Premiership Rugby have announced an increase to the salary cap in future whilst at the same time demonstrating how difficult their self-imposed system is to apply.
Premiership Rugby has concluded an investigation into alleged salary cap breaches by an unspecified number of clubs but is not revealing any details other than to say no one will be docked any league points or fined because nothing was proved after becoming mired in legal arguments.
Speculation in recent months suggested the spending of last season’s Premiership finalists Saracens and Bath was under review, but no names were mentioned and no breaches of the salary cap regulations were discovered. The investigation centred on grey areas, in particular access to information and commercial contracts.
Premiership Rugby chief executive Mark McCafferty told The Guardian it was not the case that loopholes had been exploited.
“A lot of the speculation had been based on significantly inaccurate information,” he said after a board meeting which agreed to substantially increase the cap from £5.5m this season to £6.5m in 2016-17 and £7m the following year.
“There were issues we were pursuing which were potentially in the breach category,” added McCafferty who, bound by a confidentiality clause, was able to speak only in the abstract.
“There were substantially different legal opinions and it became less than straightforward.
“We are not talking about loopholes but access to information and whether certain commercial contracts should be included in the calculation or not, which is where the differing legal opinion came in. It is not a legal requirement for us to have a salary cap, but one the clubs choose to have to help manage costs.
“We have reached a settlement which is a commercial agreement between two parties which does what it says, settles differences.

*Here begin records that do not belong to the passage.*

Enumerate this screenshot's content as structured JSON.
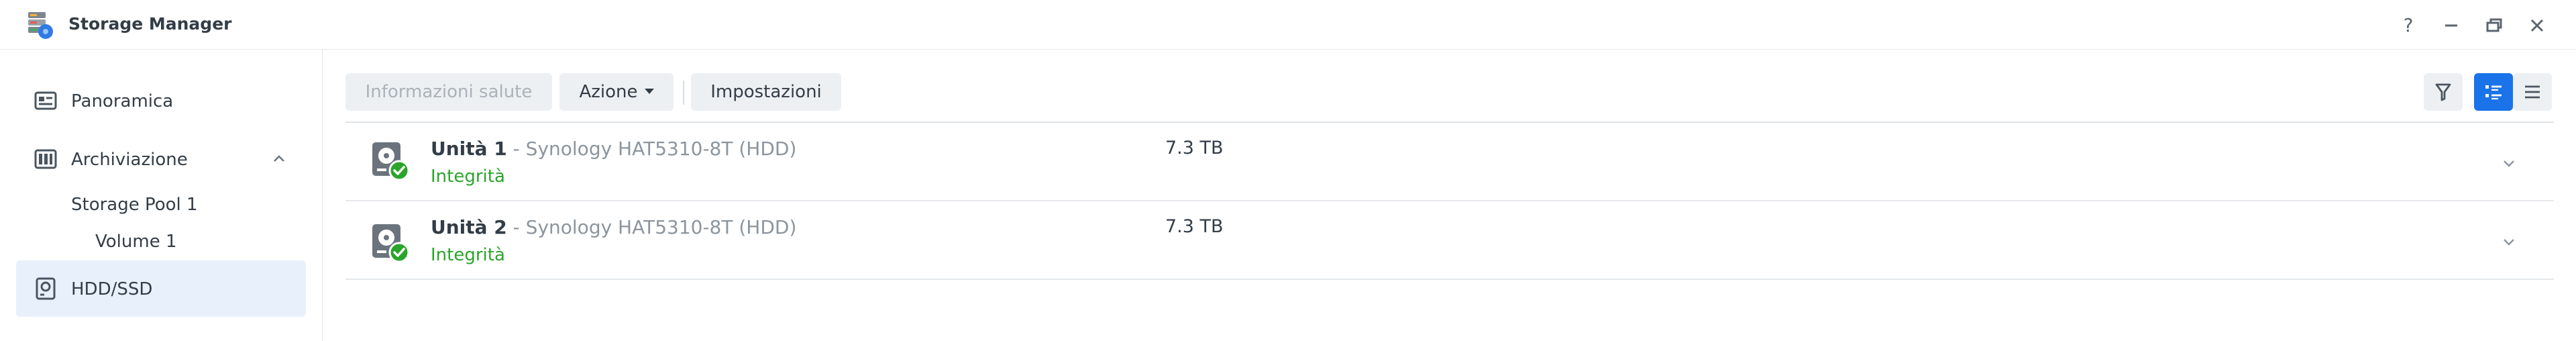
{
  "window": {
    "title": "Storage Manager",
    "icons": [
      "storage-manager-app-icon",
      "help-icon",
      "minimize-icon",
      "restore-icon",
      "close-icon"
    ],
    "help_label": "?"
  },
  "sidebar": {
    "items": [
      {
        "label": "Panoramica",
        "icon": "overview-icon",
        "active": false
      },
      {
        "label": "Archiviazione",
        "icon": "storage-icon",
        "active": false,
        "expanded": true
      },
      {
        "label": "HDD/SSD",
        "icon": "hdd-icon",
        "active": true
      }
    ],
    "subitems": [
      {
        "label": "Storage Pool 1"
      },
      {
        "label": "Volume 1"
      }
    ]
  },
  "toolbar": {
    "health_info_label": "Informazioni salute",
    "health_info_disabled": true,
    "action_label": "Azione",
    "settings_label": "Impostazioni",
    "view_icons": [
      "filter-icon",
      "detail-view-icon",
      "list-view-icon"
    ],
    "active_view": "detail-view-icon"
  },
  "disks": [
    {
      "name": "Unità 1",
      "model": " - Synology HAT5310-8T (HDD)",
      "status": "Integrità",
      "size": "7.3 TB"
    },
    {
      "name": "Unità 2",
      "model": " - Synology HAT5310-8T (HDD)",
      "status": "Integrità",
      "size": "7.3 TB"
    }
  ],
  "colors": {
    "accent": "#1a73e8",
    "healthy": "#2aa52a",
    "active_nav_bg": "#e8f0fb"
  }
}
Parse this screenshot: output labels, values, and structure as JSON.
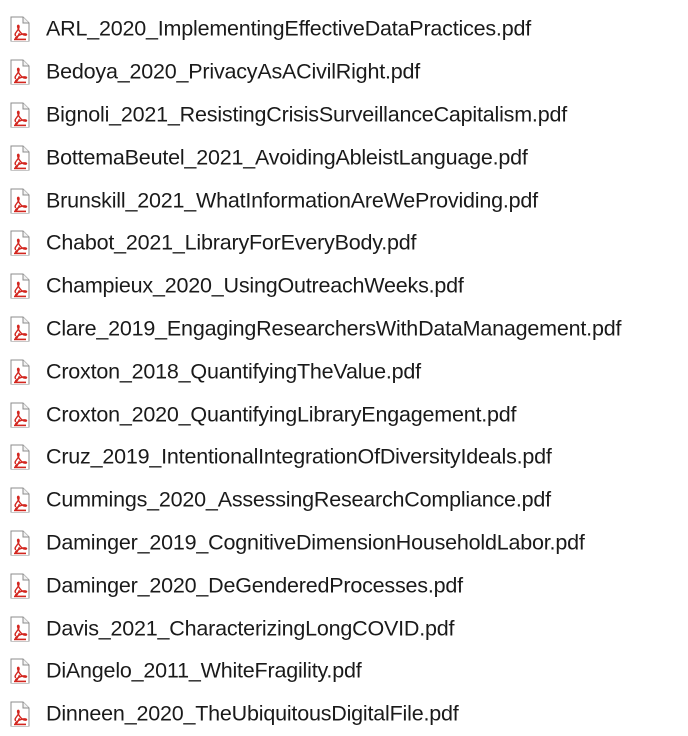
{
  "files": [
    {
      "name": "ARL_2020_ImplementingEffectiveDataPractices.pdf",
      "icon": "pdf-file-icon"
    },
    {
      "name": "Bedoya_2020_PrivacyAsACivilRight.pdf",
      "icon": "pdf-file-icon"
    },
    {
      "name": "Bignoli_2021_ResistingCrisisSurveillanceCapitalism.pdf",
      "icon": "pdf-file-icon"
    },
    {
      "name": "BottemaBeutel_2021_AvoidingAbleistLanguage.pdf",
      "icon": "pdf-file-icon"
    },
    {
      "name": "Brunskill_2021_WhatInformationAreWeProviding.pdf",
      "icon": "pdf-file-icon"
    },
    {
      "name": "Chabot_2021_LibraryForEveryBody.pdf",
      "icon": "pdf-file-icon"
    },
    {
      "name": "Champieux_2020_UsingOutreachWeeks.pdf",
      "icon": "pdf-file-icon"
    },
    {
      "name": "Clare_2019_EngagingResearchersWithDataManagement.pdf",
      "icon": "pdf-file-icon"
    },
    {
      "name": "Croxton_2018_QuantifyingTheValue.pdf",
      "icon": "pdf-file-icon"
    },
    {
      "name": "Croxton_2020_QuantifyingLibraryEngagement.pdf",
      "icon": "pdf-file-icon"
    },
    {
      "name": "Cruz_2019_IntentionalIntegrationOfDiversityIdeals.pdf",
      "icon": "pdf-file-icon"
    },
    {
      "name": "Cummings_2020_AssessingResearchCompliance.pdf",
      "icon": "pdf-file-icon"
    },
    {
      "name": "Daminger_2019_CognitiveDimensionHouseholdLabor.pdf",
      "icon": "pdf-file-icon"
    },
    {
      "name": "Daminger_2020_DeGenderedProcesses.pdf",
      "icon": "pdf-file-icon"
    },
    {
      "name": "Davis_2021_CharacterizingLongCOVID.pdf",
      "icon": "pdf-file-icon"
    },
    {
      "name": "DiAngelo_2011_WhiteFragility.pdf",
      "icon": "pdf-file-icon"
    },
    {
      "name": "Dinneen_2020_TheUbiquitousDigitalFile.pdf",
      "icon": "pdf-file-icon"
    }
  ],
  "colors": {
    "icon_red": "#d3261f",
    "icon_page": "#ffffff",
    "icon_border": "#8c8c8c",
    "text": "#1a1a1a"
  }
}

It does not amount to a fine because that implies a sanction and there have been no breaches. I cannot get into the nature of the settlement. When you get to a point in any commercial relationship where there is a difference of views between two parties, an option is always to settle without one part being right and the other wrong, otherwise you are into a prolonged dispute. We are confident we have resolved the differences and we move on.
“I am concerned at the nature of the speculation that has taken place because it meant people came to an incorrect conclusion. We conduct various reviews of clubs each year in the context of closing off their annual audits. In these cases, while we have maintained confidentiality, information has flowed out and that has given oxygen to the scale of speculation there has been. The issues were complex and took time to reach an outcome.”

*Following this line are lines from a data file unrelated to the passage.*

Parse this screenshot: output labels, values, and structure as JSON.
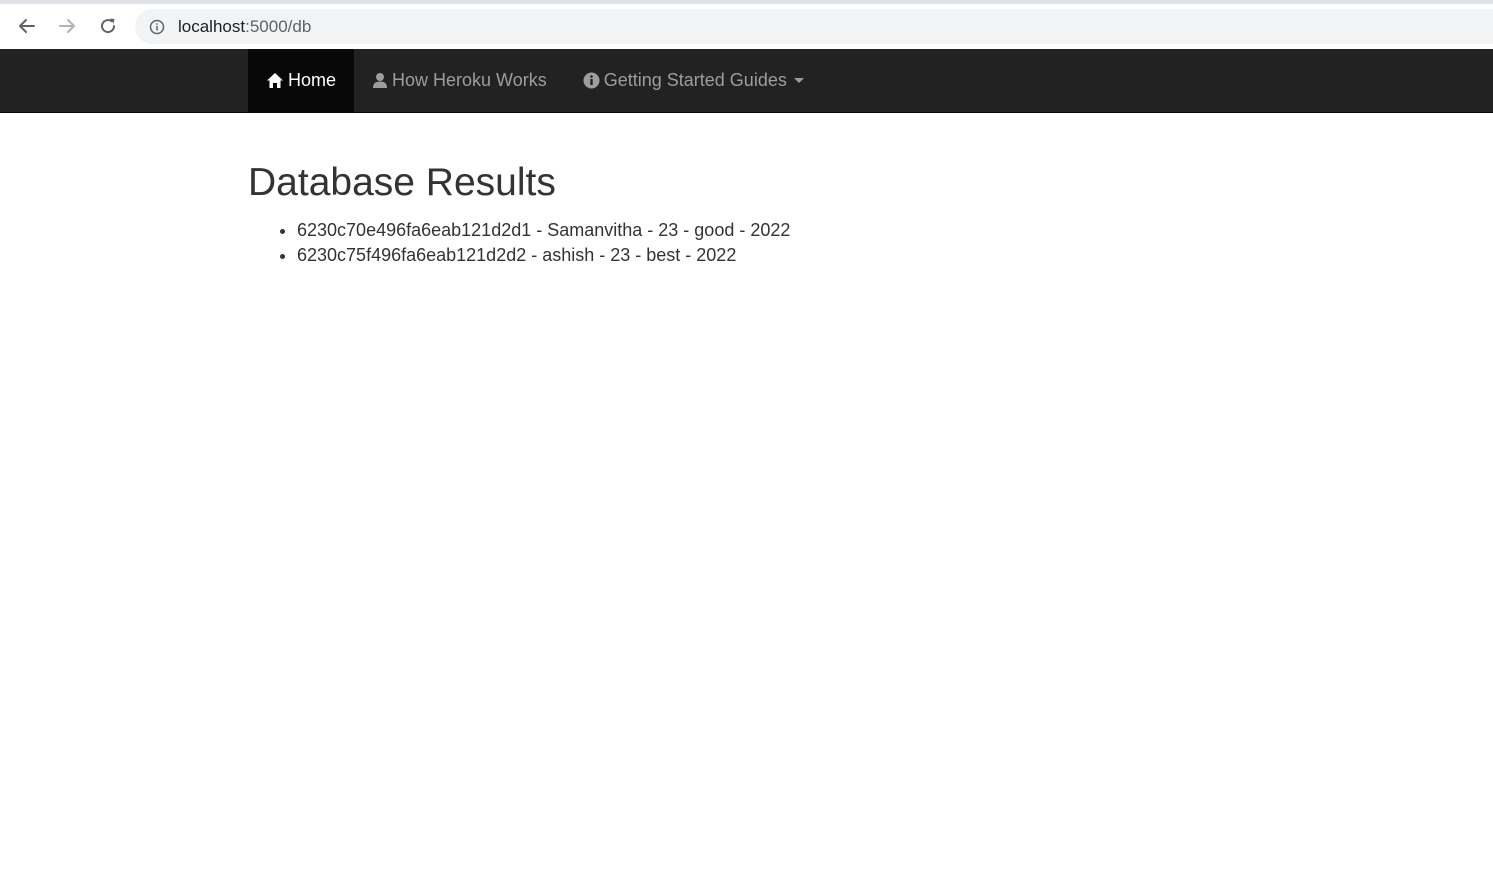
{
  "browser": {
    "url_host": "localhost",
    "url_path": ":5000/db",
    "icons": {
      "back": "back-arrow-icon",
      "forward": "forward-arrow-icon",
      "reload": "reload-icon",
      "site_info": "info-icon"
    }
  },
  "navbar": {
    "items": [
      {
        "label": "Home",
        "icon": "home-icon",
        "active": true
      },
      {
        "label": "How Heroku Works",
        "icon": "user-icon",
        "active": false
      },
      {
        "label": "Getting Started Guides",
        "icon": "info-sign-icon",
        "active": false,
        "dropdown": true
      }
    ]
  },
  "main": {
    "title": "Database Results",
    "results": [
      "6230c70e496fa6eab121d2d1 - Samanvitha - 23 - good - 2022",
      "6230c75f496fa6eab121d2d2 - ashish - 23 - best - 2022"
    ]
  },
  "colors": {
    "navbar_bg": "#222222",
    "navbar_active_bg": "#080808",
    "navbar_text": "#9d9d9d",
    "text": "#333333"
  }
}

Since the announcement, the majority of AP clubs have publicly stated that they were not the subject of an enquiry. Bath and Saracens were not among them.
RPA Group CEO, Damian Hopley, has previously stated that any proven breaches of the salary cap must be exposed and sanctioned accordingly and this still holds true. He added: “The players allow the artificial restraint of their salaries through the salary cap, which is linked to the collective revenue levels of Premiership Rugby. It is therefore very equitable that, in return, the players must be given full assurances that the policing of the cap is of an appropriate level of rigour and that the integrity of the competition and the sport is upheld.”
Key elements of the new cap include:
• The base levels will be £6.5m in 2016/17 and £7m in 2017/18 (2015/16 – £5.5m);
• The base levels will include increased Home Grown Player Credits up to a maximum of £500k in 2016/17 and maximum £600k in 2017/18 to incentivise further the long-term development of talent through the academies;
• In addition to the base levels, Injury Dispensations up to a maximum of £400k per season continue to be available to each Club.
• Each Club can continue to have a maximum of two Excluded Players, with one being new to Premiership Rugby or not having played in Premiership Rugby for at least 12 months;
• A new England Senior EPS or International Player Credit in addition to the base level to facilitate squad strengthening, particularly cover for player absence during international periods.
• There will be a new overrun tax on any salary spend up to five per cent over the base level (5 per cent being £325k in 2016-17 and £350k in 2017-18)